=== What to produce ===
Please copy every line of the records below that holds the word "fazer".

Collected data entries:
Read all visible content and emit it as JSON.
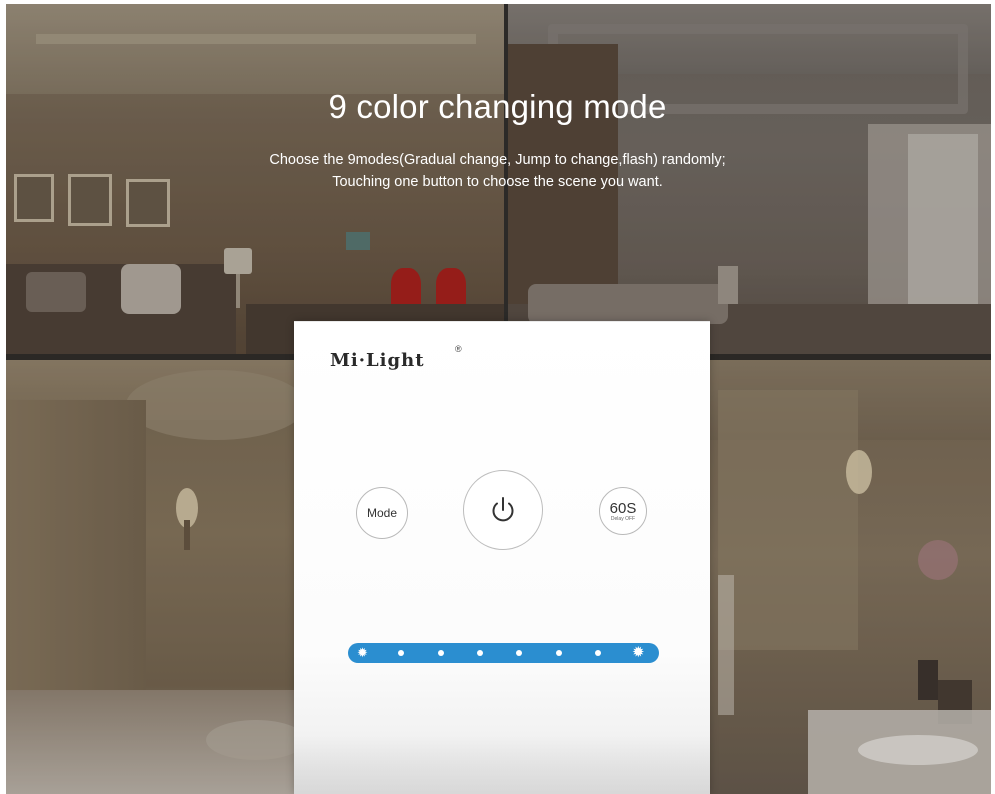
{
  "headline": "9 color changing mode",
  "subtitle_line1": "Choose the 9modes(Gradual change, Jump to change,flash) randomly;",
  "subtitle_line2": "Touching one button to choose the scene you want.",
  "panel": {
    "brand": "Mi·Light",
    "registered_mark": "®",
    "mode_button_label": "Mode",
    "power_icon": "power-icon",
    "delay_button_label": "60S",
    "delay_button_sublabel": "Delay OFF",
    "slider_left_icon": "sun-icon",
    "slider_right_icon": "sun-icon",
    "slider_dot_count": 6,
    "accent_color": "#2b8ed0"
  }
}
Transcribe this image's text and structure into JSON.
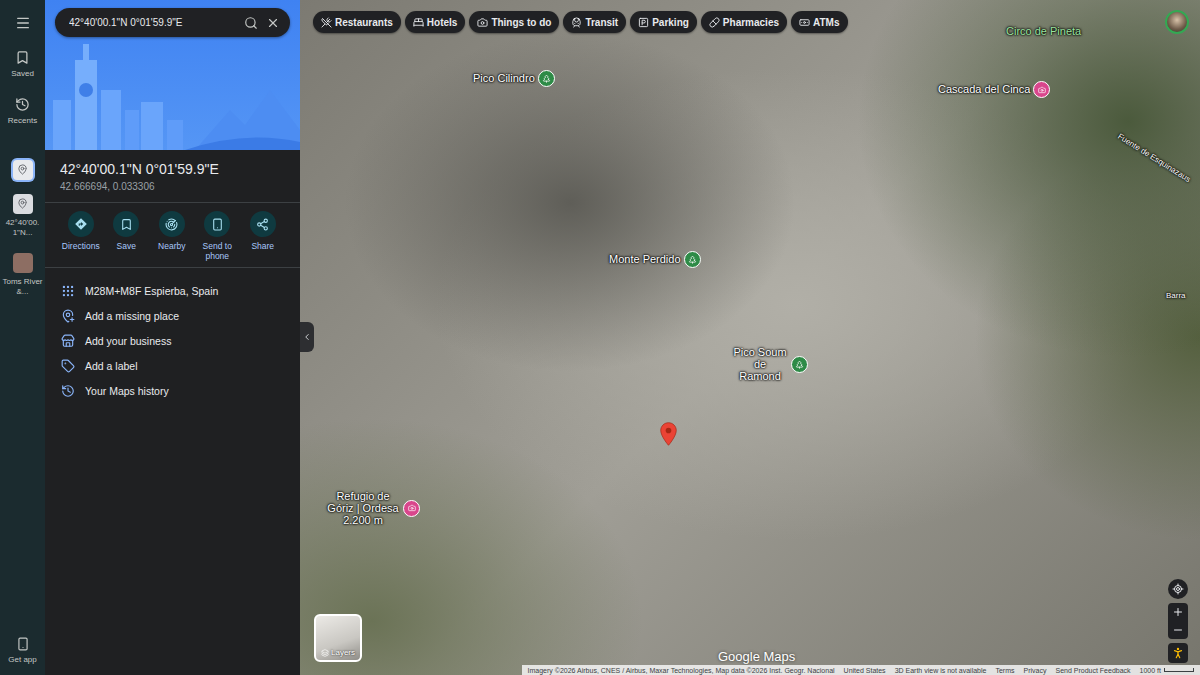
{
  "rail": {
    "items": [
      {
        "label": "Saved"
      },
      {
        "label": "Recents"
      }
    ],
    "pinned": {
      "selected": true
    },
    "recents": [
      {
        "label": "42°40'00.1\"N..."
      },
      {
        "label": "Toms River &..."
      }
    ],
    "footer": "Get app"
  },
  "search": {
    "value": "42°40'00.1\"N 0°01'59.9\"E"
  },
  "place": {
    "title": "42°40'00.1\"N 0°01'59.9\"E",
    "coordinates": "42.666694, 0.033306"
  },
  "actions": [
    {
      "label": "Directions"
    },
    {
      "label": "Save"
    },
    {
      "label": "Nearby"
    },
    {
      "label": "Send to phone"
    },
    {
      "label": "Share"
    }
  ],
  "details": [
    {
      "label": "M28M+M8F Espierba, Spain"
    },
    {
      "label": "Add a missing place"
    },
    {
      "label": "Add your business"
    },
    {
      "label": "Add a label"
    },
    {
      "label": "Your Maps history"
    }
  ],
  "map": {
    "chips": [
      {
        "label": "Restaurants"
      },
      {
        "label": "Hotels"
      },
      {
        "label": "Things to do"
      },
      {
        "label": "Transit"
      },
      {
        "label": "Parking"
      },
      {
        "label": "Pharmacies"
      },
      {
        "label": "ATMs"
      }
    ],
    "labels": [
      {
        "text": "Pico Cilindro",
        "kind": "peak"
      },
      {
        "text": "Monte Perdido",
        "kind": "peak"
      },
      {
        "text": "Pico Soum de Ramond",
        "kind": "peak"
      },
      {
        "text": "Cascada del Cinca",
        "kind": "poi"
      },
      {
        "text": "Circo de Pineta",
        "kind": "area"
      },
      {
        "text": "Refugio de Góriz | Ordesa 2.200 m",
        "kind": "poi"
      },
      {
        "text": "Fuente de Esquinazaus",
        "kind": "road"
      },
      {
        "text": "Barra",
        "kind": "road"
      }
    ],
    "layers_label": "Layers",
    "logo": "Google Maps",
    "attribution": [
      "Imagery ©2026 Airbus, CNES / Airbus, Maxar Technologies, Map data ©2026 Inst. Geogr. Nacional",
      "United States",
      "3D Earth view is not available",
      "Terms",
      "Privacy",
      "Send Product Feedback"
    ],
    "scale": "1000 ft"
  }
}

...

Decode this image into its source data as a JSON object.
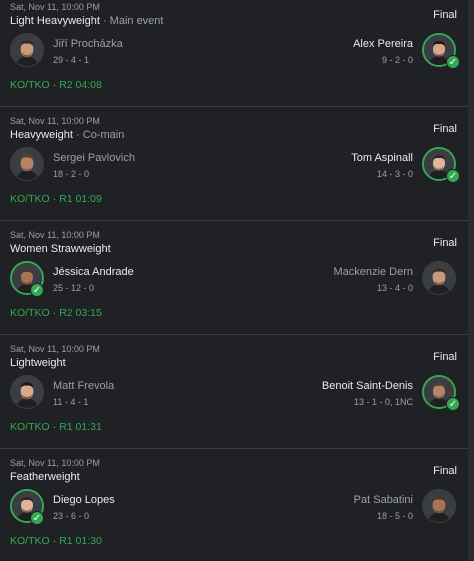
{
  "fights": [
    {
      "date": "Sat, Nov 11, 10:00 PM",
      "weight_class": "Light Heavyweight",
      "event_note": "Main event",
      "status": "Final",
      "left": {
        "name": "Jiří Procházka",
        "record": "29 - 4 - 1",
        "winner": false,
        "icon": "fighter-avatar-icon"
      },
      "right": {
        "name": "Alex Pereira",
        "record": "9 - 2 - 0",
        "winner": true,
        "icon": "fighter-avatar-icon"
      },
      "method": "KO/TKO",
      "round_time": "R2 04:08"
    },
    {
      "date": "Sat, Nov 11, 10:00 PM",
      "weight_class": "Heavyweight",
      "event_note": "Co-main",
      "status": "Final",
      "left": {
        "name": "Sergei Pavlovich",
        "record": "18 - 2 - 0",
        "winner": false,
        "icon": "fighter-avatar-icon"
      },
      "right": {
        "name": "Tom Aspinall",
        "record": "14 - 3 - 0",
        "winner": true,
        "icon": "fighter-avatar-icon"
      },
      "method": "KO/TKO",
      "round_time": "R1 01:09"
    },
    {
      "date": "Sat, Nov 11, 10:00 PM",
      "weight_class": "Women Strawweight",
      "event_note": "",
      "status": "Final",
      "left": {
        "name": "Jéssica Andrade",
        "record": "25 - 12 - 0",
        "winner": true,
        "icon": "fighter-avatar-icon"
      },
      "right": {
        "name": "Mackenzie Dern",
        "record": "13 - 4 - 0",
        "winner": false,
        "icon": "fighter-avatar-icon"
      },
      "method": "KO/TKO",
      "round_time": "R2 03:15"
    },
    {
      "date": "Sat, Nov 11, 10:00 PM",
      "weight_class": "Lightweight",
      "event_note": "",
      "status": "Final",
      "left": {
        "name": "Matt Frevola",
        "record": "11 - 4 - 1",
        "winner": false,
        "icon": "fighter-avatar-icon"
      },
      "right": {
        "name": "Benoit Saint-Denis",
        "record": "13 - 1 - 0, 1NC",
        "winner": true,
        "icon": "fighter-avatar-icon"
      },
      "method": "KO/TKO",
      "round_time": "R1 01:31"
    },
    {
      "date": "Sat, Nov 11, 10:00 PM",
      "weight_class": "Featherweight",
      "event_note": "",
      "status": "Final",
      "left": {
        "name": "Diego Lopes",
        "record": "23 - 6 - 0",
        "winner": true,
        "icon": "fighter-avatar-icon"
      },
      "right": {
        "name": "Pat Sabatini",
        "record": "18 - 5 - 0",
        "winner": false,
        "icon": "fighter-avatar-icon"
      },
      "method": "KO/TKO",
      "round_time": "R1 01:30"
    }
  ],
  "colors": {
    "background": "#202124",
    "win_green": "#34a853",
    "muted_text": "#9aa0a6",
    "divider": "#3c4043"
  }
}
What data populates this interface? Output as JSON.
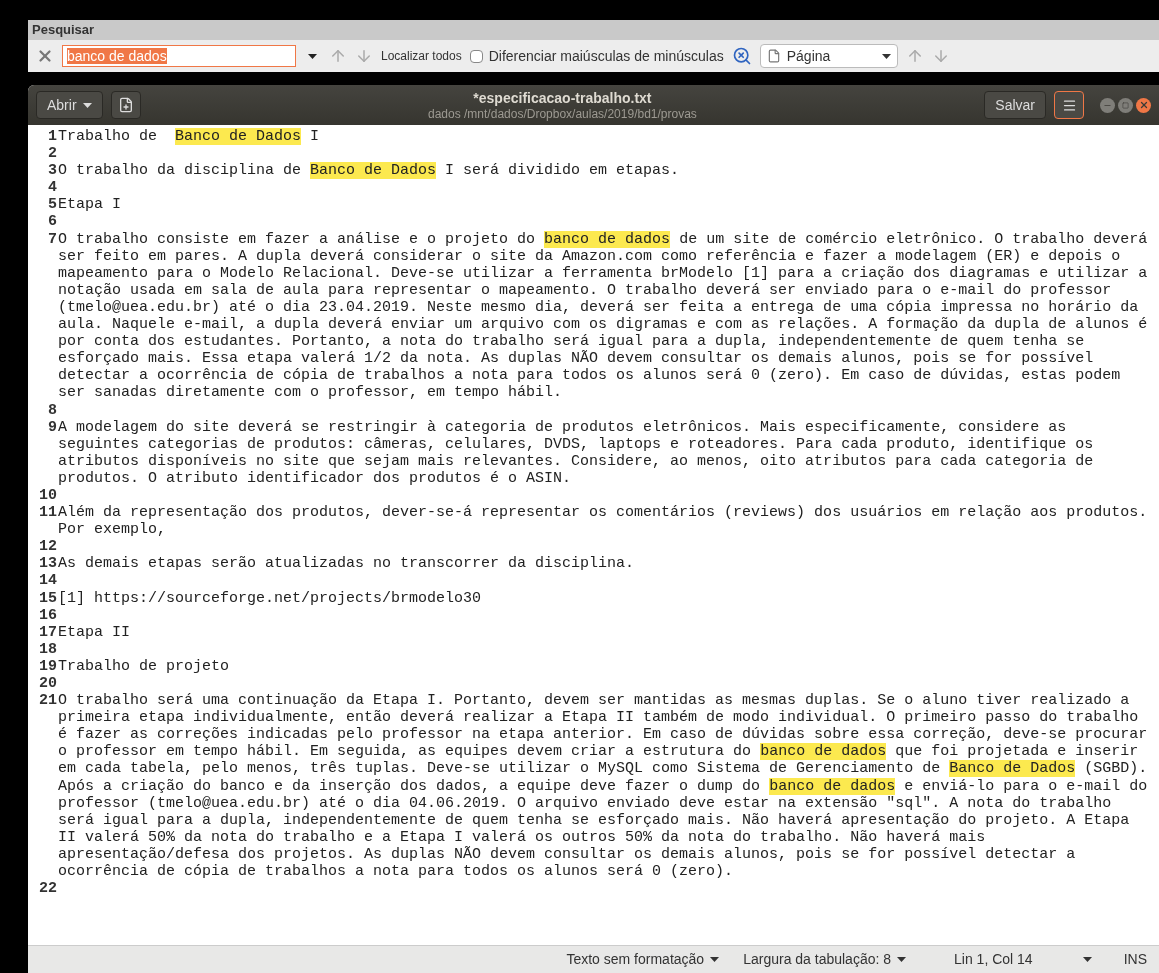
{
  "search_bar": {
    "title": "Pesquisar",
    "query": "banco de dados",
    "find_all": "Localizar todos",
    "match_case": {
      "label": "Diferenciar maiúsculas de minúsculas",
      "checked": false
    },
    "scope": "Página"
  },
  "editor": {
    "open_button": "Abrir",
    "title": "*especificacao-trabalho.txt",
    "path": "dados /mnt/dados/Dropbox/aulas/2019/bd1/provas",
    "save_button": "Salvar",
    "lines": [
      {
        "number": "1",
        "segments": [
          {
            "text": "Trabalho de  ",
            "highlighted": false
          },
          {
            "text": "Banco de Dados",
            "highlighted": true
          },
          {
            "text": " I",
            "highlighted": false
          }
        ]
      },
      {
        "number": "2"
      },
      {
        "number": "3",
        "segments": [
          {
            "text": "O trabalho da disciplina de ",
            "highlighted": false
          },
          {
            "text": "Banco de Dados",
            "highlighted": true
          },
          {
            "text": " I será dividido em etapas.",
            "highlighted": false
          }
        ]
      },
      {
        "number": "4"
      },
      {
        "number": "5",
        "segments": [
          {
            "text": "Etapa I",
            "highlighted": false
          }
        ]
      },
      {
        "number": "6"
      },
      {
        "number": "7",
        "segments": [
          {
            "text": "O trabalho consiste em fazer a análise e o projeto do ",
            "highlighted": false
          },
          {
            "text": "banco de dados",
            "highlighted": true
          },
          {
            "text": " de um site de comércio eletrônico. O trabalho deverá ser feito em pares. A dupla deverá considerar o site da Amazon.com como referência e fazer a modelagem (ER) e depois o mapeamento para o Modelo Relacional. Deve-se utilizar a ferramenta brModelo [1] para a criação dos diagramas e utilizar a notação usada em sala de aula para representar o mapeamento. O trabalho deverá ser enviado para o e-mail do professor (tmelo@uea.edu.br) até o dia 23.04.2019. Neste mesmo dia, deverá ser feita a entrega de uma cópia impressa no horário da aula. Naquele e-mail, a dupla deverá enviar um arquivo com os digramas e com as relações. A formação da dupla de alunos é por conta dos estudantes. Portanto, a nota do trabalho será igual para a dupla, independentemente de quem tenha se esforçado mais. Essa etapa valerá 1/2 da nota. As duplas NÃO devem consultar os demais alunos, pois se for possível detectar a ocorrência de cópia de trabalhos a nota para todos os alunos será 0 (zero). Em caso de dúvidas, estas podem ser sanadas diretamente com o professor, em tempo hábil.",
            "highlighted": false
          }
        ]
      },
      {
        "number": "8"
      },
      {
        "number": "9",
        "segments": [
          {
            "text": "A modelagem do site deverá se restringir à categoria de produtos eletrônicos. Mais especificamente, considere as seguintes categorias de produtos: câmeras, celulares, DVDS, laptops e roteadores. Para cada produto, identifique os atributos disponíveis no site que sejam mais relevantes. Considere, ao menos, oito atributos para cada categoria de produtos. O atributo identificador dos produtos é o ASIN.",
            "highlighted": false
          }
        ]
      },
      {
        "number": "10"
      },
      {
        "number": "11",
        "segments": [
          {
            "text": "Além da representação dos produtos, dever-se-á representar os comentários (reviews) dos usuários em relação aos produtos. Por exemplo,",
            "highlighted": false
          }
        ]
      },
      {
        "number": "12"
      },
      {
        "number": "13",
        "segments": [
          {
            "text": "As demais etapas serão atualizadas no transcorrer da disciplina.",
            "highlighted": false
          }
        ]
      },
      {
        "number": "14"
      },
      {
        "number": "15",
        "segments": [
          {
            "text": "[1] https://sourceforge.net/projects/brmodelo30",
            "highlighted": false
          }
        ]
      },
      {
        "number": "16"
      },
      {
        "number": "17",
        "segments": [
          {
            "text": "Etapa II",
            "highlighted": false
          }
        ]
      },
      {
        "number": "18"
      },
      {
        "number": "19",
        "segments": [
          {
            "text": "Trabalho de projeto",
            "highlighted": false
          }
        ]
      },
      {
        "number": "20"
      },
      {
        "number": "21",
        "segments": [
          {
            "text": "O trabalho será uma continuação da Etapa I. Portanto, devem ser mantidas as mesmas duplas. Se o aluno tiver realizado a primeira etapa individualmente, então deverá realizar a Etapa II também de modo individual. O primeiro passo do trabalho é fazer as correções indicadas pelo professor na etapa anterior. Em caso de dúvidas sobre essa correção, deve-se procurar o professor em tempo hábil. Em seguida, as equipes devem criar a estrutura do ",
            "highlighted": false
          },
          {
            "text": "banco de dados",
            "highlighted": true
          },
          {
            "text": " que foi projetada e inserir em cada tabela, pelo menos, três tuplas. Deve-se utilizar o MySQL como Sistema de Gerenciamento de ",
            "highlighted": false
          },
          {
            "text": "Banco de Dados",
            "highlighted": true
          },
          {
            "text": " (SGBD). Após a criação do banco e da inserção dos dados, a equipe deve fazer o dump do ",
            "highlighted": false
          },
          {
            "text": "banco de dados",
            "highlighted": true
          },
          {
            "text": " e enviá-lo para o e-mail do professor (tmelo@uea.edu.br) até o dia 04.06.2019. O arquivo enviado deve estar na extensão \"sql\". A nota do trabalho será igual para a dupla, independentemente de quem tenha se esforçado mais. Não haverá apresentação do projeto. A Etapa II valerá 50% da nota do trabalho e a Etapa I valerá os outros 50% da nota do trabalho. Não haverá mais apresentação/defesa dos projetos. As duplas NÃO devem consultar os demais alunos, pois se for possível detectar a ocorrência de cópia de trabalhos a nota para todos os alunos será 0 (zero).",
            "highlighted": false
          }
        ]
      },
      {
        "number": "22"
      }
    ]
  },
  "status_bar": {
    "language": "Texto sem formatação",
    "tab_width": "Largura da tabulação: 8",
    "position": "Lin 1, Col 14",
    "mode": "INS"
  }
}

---

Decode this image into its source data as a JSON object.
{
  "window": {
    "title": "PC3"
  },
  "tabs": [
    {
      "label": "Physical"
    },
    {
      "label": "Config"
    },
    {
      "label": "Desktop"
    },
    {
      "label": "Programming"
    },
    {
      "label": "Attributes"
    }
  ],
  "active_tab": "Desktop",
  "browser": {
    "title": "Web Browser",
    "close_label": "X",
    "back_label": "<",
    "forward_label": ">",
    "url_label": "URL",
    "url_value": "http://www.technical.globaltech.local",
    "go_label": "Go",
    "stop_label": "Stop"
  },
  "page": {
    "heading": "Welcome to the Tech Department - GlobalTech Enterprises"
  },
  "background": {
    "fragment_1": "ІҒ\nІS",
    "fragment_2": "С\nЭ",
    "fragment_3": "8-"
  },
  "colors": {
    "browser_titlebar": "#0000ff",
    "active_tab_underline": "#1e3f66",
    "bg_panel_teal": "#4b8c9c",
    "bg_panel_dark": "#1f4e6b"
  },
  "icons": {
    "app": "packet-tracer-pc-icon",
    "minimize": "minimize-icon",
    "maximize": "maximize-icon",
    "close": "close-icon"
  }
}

=== Solution ===
            "text": "O trabalho consiste em fazer a análise e o projeto do ",
            "text": " de um site de comércio eletrônico. O trabalho deverá ser feito em pares. A dupla deverá considerar o site da Amazon.com como referência e fazer a modelagem (ER) e depois o mapeamento para o Modelo Relacional. Deve-se utilizar a ferramenta brModelo [1] para a criação dos diagramas e utilizar a notação usada em sala de aula para representar o mapeamento. O trabalho deverá ser enviado para o e-mail do professor (tmelo@uea.edu.br) até o dia 23.04.2019. Neste mesmo dia, deverá ser feita a entrega de uma cópia impressa no horário da aula. Naquele e-mail, a dupla deverá enviar um arquivo com os digramas e com as relações. A formação da dupla de alunos é por conta dos estudantes. Portanto, a nota do trabalho será igual para a dupla, independentemente de quem tenha se esforçado mais. Essa etapa valerá 1/2 da nota. As duplas NÃO devem consultar os demais alunos, pois se for possível detectar a ocorrência de cópia de trabalhos a nota para todos os alunos será 0 (zero). Em caso de dúvidas, estas podem ser sanadas diretamente com o professor, em tempo hábil.",
            "text": "O trabalho será uma continuação da Etapa I. Portanto, devem ser mantidas as mesmas duplas. Se o aluno tiver realizado a primeira etapa individualmente, então deverá realizar a Etapa II também de modo individual. O primeiro passo do trabalho é fazer as correções indicadas pelo professor na etapa anterior. Em caso de dúvidas sobre essa correção, deve-se procurar o professor em tempo hábil. Em seguida, as equipes devem criar a estrutura do ",
            "text": " (SGBD). Após a criação do banco e da inserção dos dados, a equipe deve fazer o dump do ",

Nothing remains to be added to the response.